Your Guide to the Website

Menu Headings


First Sightings 2024

First sightings comparison

17th March A Review of the 2023 Butterfly season in Yorkshire from our monitored sites. It was so nearly a record year but there were still lots of losers


21th May  Day Flying Moth ID course  now available on YourTube HERE . Why not expand your knowledge of those mysterious day-flying moths we can't identify.  We will cover 32 commonly seen species from 8 families with tips on how to tell similar species apart.  We want to encourage everyone to start identifying moths as they are 30 times more species of moth than butterfly with equally exquisite lives and  equally colourful.

13th May The last two days airflow coming up from Africa and southern Europe has brought us good numbers of Silver Y's and a few Painted Ladies.  Summer is coming at last, Hoorah!

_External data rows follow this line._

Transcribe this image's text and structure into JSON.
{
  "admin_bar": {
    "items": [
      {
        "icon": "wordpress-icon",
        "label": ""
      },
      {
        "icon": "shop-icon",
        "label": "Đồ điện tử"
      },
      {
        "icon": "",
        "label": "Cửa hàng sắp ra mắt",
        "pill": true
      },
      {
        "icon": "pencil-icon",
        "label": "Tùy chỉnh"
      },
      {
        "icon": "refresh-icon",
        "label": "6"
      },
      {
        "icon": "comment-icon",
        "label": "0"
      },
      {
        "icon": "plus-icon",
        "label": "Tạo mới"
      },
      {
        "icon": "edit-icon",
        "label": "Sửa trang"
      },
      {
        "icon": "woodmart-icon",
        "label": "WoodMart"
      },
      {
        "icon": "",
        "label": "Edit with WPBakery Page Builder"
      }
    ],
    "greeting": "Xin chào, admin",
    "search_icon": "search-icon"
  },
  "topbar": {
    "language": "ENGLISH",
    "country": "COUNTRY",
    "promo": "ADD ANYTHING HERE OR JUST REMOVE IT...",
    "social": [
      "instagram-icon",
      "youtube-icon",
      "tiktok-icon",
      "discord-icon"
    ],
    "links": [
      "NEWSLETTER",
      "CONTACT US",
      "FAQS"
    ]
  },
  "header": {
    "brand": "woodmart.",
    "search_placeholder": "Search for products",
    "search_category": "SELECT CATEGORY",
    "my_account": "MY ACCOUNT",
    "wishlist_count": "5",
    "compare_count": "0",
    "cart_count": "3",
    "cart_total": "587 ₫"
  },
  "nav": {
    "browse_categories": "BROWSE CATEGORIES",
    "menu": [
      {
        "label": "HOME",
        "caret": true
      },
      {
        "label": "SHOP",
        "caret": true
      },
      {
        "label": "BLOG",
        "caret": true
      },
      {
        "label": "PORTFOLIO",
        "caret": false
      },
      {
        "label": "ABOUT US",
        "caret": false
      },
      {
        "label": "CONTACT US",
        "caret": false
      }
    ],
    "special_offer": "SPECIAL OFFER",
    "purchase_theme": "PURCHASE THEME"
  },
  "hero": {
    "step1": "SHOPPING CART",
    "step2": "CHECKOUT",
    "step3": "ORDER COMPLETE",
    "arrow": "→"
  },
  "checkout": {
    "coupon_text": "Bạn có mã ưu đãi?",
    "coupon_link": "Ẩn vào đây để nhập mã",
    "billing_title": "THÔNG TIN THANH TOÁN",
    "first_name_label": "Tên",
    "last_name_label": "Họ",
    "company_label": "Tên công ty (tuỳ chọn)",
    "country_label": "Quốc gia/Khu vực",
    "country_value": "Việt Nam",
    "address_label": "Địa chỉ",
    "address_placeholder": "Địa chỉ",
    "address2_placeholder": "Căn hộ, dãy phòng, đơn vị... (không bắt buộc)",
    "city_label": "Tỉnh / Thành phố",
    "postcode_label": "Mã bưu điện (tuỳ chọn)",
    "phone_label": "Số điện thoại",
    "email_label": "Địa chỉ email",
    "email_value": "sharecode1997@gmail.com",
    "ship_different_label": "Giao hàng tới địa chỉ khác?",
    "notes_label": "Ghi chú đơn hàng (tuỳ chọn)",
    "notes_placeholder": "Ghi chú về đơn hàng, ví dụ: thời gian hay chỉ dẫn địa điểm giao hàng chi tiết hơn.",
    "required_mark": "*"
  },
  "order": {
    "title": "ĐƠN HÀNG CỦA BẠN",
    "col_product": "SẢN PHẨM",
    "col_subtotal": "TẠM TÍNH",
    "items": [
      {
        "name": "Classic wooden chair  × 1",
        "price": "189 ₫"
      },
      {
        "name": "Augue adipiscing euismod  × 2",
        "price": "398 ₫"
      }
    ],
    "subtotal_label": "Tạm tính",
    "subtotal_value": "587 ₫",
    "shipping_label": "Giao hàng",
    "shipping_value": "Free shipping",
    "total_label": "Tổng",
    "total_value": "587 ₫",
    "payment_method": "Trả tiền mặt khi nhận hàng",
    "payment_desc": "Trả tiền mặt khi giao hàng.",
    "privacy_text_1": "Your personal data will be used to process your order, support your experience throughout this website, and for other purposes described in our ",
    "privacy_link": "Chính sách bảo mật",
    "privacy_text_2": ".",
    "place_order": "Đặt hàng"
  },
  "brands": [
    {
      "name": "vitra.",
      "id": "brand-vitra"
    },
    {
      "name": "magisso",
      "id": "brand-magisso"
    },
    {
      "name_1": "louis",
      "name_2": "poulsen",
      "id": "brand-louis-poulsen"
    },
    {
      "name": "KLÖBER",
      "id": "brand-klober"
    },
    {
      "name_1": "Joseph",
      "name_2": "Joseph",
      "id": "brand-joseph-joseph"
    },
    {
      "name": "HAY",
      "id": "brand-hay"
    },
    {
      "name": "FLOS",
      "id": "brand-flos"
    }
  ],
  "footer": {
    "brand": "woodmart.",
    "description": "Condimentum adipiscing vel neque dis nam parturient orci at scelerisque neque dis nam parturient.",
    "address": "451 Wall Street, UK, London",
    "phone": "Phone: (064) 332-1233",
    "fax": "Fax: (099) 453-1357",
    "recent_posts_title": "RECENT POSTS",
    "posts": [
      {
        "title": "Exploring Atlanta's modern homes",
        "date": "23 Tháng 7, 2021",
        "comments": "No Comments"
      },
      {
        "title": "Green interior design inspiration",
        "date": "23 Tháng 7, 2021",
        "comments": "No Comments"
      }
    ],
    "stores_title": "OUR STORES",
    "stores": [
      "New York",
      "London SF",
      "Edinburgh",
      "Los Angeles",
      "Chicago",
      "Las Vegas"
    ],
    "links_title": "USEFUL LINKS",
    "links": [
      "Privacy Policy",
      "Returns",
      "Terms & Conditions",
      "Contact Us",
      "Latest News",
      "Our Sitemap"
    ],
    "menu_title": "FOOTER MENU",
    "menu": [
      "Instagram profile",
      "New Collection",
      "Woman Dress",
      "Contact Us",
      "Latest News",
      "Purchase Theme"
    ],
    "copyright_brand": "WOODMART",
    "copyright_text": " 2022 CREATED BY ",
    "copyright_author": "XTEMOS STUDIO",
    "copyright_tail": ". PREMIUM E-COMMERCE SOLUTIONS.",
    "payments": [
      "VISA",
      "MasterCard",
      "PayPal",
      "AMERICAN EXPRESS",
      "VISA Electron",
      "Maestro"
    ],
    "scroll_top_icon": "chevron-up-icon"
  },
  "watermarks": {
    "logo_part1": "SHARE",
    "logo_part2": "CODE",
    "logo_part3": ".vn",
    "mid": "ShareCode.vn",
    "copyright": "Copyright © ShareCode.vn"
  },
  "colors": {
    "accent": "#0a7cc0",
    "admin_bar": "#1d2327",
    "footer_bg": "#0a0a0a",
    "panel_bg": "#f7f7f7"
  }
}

13 May Join us at Hell Wath Reserve Bioblitz at Ripon on June 15 from 8am with moth trap opening and midday Butterfly walk and ID session but there is a variety of events all day. 

22nd April The campaign to save Severus Hill, Holgate, York as a nature reserve by purchasing it from the water company before it is developed has now launched here - https://crowdfunder.co.uk/p/severushill Help protect rare calcareous grassland and several scarce species of butterfly before it scrubs up. 

19th April  Allowing grass to grow long in your garden can greatly boost butterflies. Along with having Holly or Ivy present plus if you live in a city or arable farming area can boost numbers upto 90%. This research by BC  involved 600 gardens in the Garden Butterfly Scheme. Proof at last! ...take a lookHERE

16th April  Our latest video is a Butterfly ID course. which we co hosted with Yorkshire Wildlife.  It is dedicated to helping our hundreds of Yorkshire butterfly surveyors  identify tricky species like the 6 different white species below; not only still, but more importantly, in flight! It takes an in depth study  of each of our species with the techniques you can use to help you be as accurate as possible on your transect walk. 

15th April Our spring newsletter ARGUS 99 is now available to download HERE

 We are on the TELLY!  The wonderful late Susan Stead and our Nick Hall talk to Michael Portillo for The BBC’s Great British Railway Journeys. at Shipley Meadow + Denso Marston NR episode no 5 in series 14  released on iplayer HERE 

Twitter Feed

Facebook Feed